Human subjects: Consent was obtained by all participants in this study. Conf licts of interest: In compliance with the ICMJE uniform disclosure form, all authors declare the following: Payment/services info: All authors have declared that no financial support was received from any organization for the submitted work. Financial relationships: All authors have declared that they have no financial relationships at present or within the previous three years with any organizations that might have an interest in the submitted work. Other relationships: I prescribe low dose naltrexone to patients in my medical practice.
For an overview of Sjogren’s: https://www.hopkinsrheumatology.org/rheumtv/sjogrens-syndrome-disease-overview/ (3 Min Video) Please notice symptoms are quite similar to Lyme/MSIDS.
Sjögren’s Syndrome is an autoimmune disease that is found primarily in women, where inflammation at the salivary and lacrimal glands causes dryness of the eyes and mouth. However, it’s also a systemic disease that affects the entire body, producing joint pain and fatigue, and damaging internal organs. As many as four million Americans suffer from Sjögren’s Syndrome, which often overlaps with other rheumatic diseases making it very common to misdiagnose or overlook. Unfortunately, many patients are not diagnosed on time, which makes it much more difficult to treat. In this video, the Director of the Jerome L. Greene Sjögren’s Syndrome Center, Dr. Alan Baer, discusses the symptoms and problems that many patients with Sjögren’s Syndrome face.

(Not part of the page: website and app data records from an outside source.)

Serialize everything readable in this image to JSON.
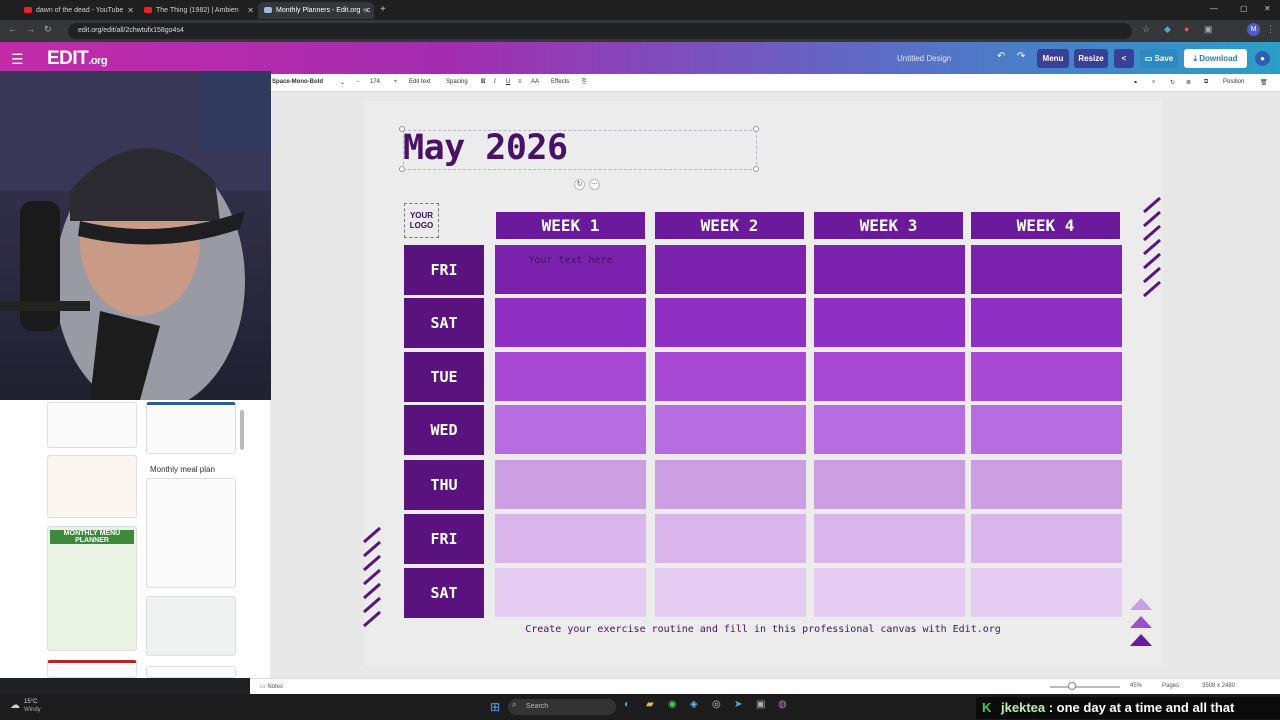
{
  "browser": {
    "tabs": [
      {
        "label": "dawn of the dead - YouTube",
        "color": "#e22"
      },
      {
        "label": "The Thing (1982) | Ambien",
        "color": "#e22"
      },
      {
        "label": "Monthly Planners - Edit.org - c",
        "color": "#9bd"
      }
    ],
    "url": "edit.org/edit/all/2chwtufx158go4s4"
  },
  "app": {
    "logo_main": "EDIT",
    "logo_suffix": ".org",
    "design_name": "Untitled Design",
    "menu_label": "Menu",
    "resize_label": "Resize",
    "save_label": "Save",
    "download_label": "Download",
    "user_initial": "M"
  },
  "toolbar": {
    "font_name": "Space-Mono-Bold",
    "font_size": "174",
    "edit_text": "Edit text",
    "spacing": "Spacing",
    "bold": "B",
    "italic": "I",
    "underline": "U",
    "case": "AA",
    "effects": "Effects",
    "position": "Position"
  },
  "templates": {
    "meal_plan_title": "Monthly meal plan",
    "menu_planner_title": "MONTHLY MENU PLANNER"
  },
  "planner": {
    "title": "May 2026",
    "logo_placeholder_line1": "YOUR",
    "logo_placeholder_line2": "LOGO",
    "weeks": [
      "WEEK 1",
      "WEEK 2",
      "WEEK 3",
      "WEEK 4"
    ],
    "days": [
      "FRI",
      "SAT",
      "TUE",
      "WED",
      "THU",
      "FRI",
      "SAT"
    ],
    "cell_text": "Your text here",
    "footer": "Create your exercise routine and fill in this professional canvas with Edit.org",
    "row_colors": [
      "#7a22ad",
      "#8f2fc4",
      "#a748d5",
      "#b76ce0",
      "#cc9fe2",
      "#d9b6ec",
      "#e4ccf2"
    ],
    "accent_color": "#6a1a9a",
    "day_color": "#5a127e"
  },
  "bottom": {
    "notes_label": "Notes",
    "zoom": "45%",
    "pages_label": "Pages",
    "dimensions": "3508 x 2480"
  },
  "taskbar": {
    "weather_temp": "15°C",
    "weather_text": "Windy",
    "search_placeholder": "Search"
  },
  "chat": {
    "user": "jkektea",
    "message": "one day at a time and all that"
  }
}
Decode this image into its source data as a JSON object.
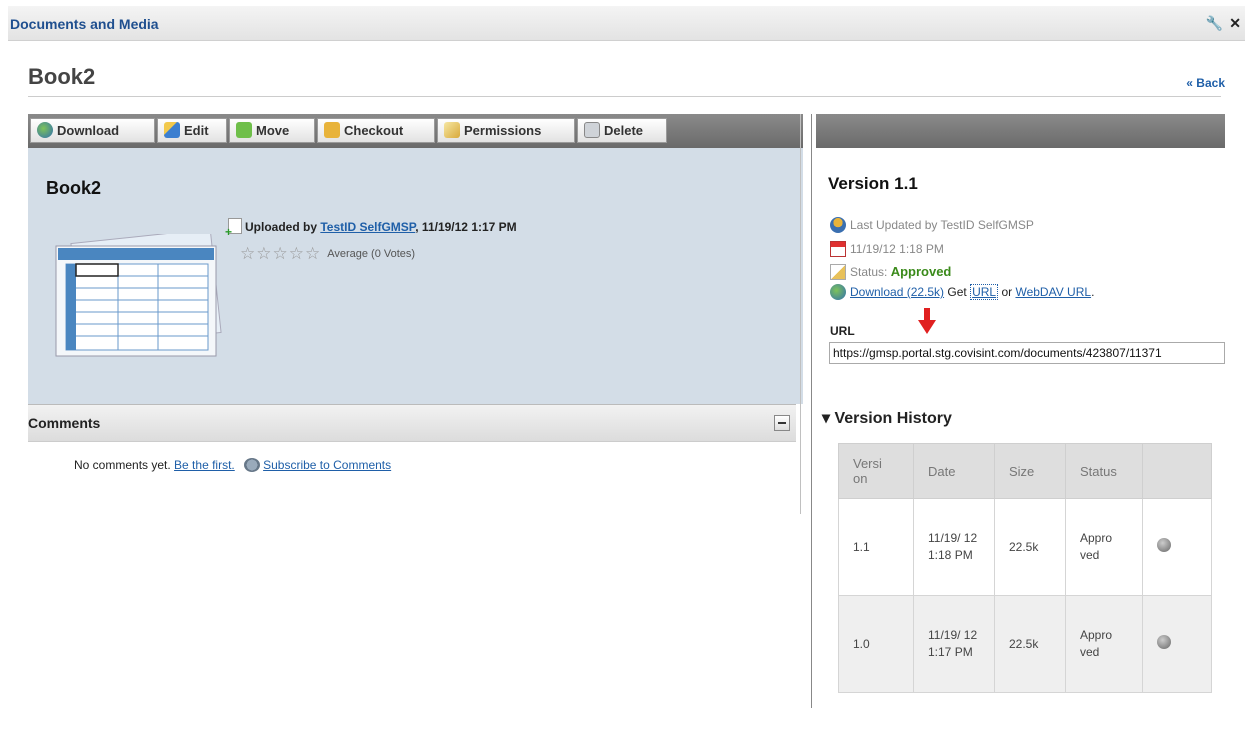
{
  "portlet": {
    "title": "Documents and Media",
    "wrench_icon": "wrench-icon",
    "close_icon": "close-icon"
  },
  "header": {
    "title": "Book2",
    "back_label": "« Back"
  },
  "toolbar": {
    "buttons": [
      {
        "label": "Download",
        "icon": "download-icon"
      },
      {
        "label": "Edit",
        "icon": "edit-icon"
      },
      {
        "label": "Move",
        "icon": "move-icon"
      },
      {
        "label": "Checkout",
        "icon": "lock-icon"
      },
      {
        "label": "Permissions",
        "icon": "permissions-icon"
      },
      {
        "label": "Delete",
        "icon": "trash-icon"
      }
    ]
  },
  "document": {
    "title": "Book2",
    "uploaded_prefix": "Uploaded by ",
    "uploader": "TestID SelfGMSP",
    "uploaded_suffix": ", 11/19/12 1:17 PM",
    "rating_text": "Average (0 Votes)",
    "stars": 0,
    "stars_max": 5
  },
  "comments": {
    "title": "Comments",
    "empty_text": "No comments yet.",
    "be_first": "Be the first.",
    "subscribe": "Subscribe to Comments"
  },
  "version": {
    "title": "Version 1.1",
    "last_updated": "Last Updated by TestID SelfGMSP",
    "date": "11/19/12 1:18 PM",
    "status_label": "Status: ",
    "status_value": "Approved",
    "download_link": "Download (22.5k)",
    "get_text": "Get",
    "url_link": "URL",
    "or_text": "or",
    "webdav_link": "WebDAV URL",
    "url_label": "URL",
    "url_value": "https://gmsp.portal.stg.covisint.com/documents/423807/11371"
  },
  "history": {
    "title": "Version History",
    "columns": [
      "Versi on",
      "Date",
      "Size",
      "Status",
      ""
    ],
    "rows": [
      {
        "version": "1.1",
        "date": "11/19/ 12 1:18 PM",
        "size": "22.5k",
        "status": "Appro ved"
      },
      {
        "version": "1.0",
        "date": "11/19/ 12 1:17 PM",
        "size": "22.5k",
        "status": "Appro ved"
      }
    ]
  },
  "colors": {
    "accent_link": "#1f5fa8",
    "approved": "#3a8a1a",
    "panel_bg": "#d3dde7",
    "arrow": "#e02020"
  }
}
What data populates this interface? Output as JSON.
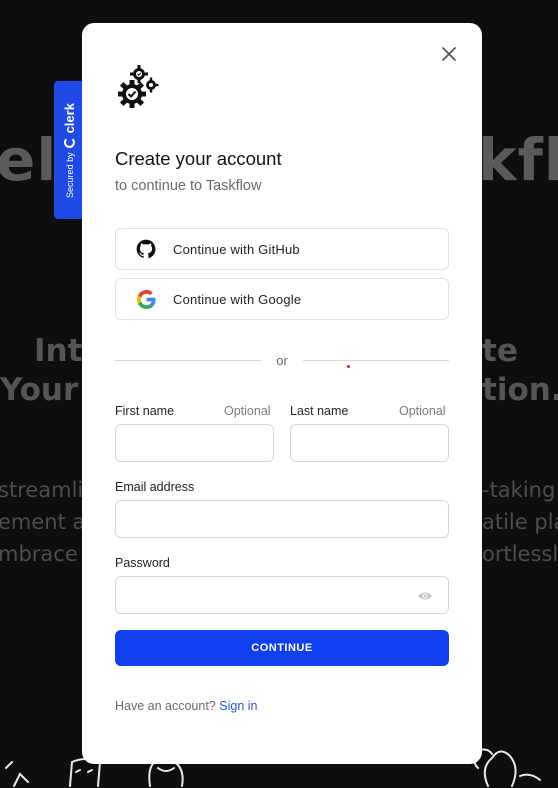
{
  "background": {
    "heading_left": "elc",
    "heading_right": "kflo",
    "line2_left": "Int",
    "line2_right": "te",
    "line3_left": "Your",
    "line3_right": "tion.",
    "para1_left": "streamli",
    "para1_right": "-taking",
    "para2_left": "ement a",
    "para2_right": "atile pla",
    "para3_left": "mbrace f",
    "para3_right": "ortlessly"
  },
  "badge": {
    "secured_by": "Secured by",
    "brand": "clerk"
  },
  "modal": {
    "title": "Create your account",
    "subtitle": "to continue to Taskflow",
    "github_label": "Continue with GitHub",
    "google_label": "Continue with Google",
    "divider_text": "or",
    "first_name_label": "First name",
    "first_name_optional": "Optional",
    "last_name_label": "Last name",
    "last_name_optional": "Optional",
    "email_label": "Email address",
    "password_label": "Password",
    "continue_label": "CONTINUE",
    "footer_text": "Have an account?",
    "sign_in_label": "Sign in"
  },
  "colors": {
    "primary": "#103ff0",
    "badge": "#1f4ae6",
    "link": "#2554d8",
    "backdrop": "#0f0f0f"
  },
  "icons": {
    "close": "close-icon",
    "logo": "gears-logo-icon",
    "github": "github-icon",
    "google": "google-icon",
    "password_toggle": "eye-icon"
  }
}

If you search the internet with the words Lyme & Sjogren’s, tons of blogs will pop up with people with both. There isn’t much if any science on the two, however. This is another problem with research in Lyme-land – nobody is studying the effects of Lyme triggering or in conjunction with other syndromes within the body. A big problem.
Excerpt from The Lyme Book: http://www.lymebook.com/beg_signs_symptoms.pdf
Lyme disease can trigger autoimmunity, so some people will present with rheumatoid arthritis, lupus, Sjogren’s, Hashimoto’s thyroiditis or any number of autoimmune diseases. It may not be that these diagnoses are incorrect; it may just be that the Lyme infection has unbalanced the immune system sufficiently to trigger the autoimmune mechanism. Where there is autoimmune disease with sufficient evidence of Lyme disease (either through lab work or clinically), treating the Lyme will often improve, if not eliminate, the autoimmunity.
The key concept to grasp here is that of underlying cause. Western medicine has somehow distanced itself from the quest for discovery of the underlying cause of illness. As is the case with bromyalgia or chronicfatigue syndrome, the diagnosis describes a set of symptoms but does not explain why they occur.
https://madisonarealymesupportgroup.com/2018/05/18/bullseye-low-dose-naltrexone-lyme-disease-documentary/ Very informative documentary put out by the LDN Research Trust on Lyme/MSIDS. Dr. Horowitz, Dr. Toups, Dr. Schweig, Dr. Windham, Dr. Holtorf, & Dr. Schwarzback, speak on everything from testing, to diet, to inflammation, and how LDN can help Lyme/MSIDS patients.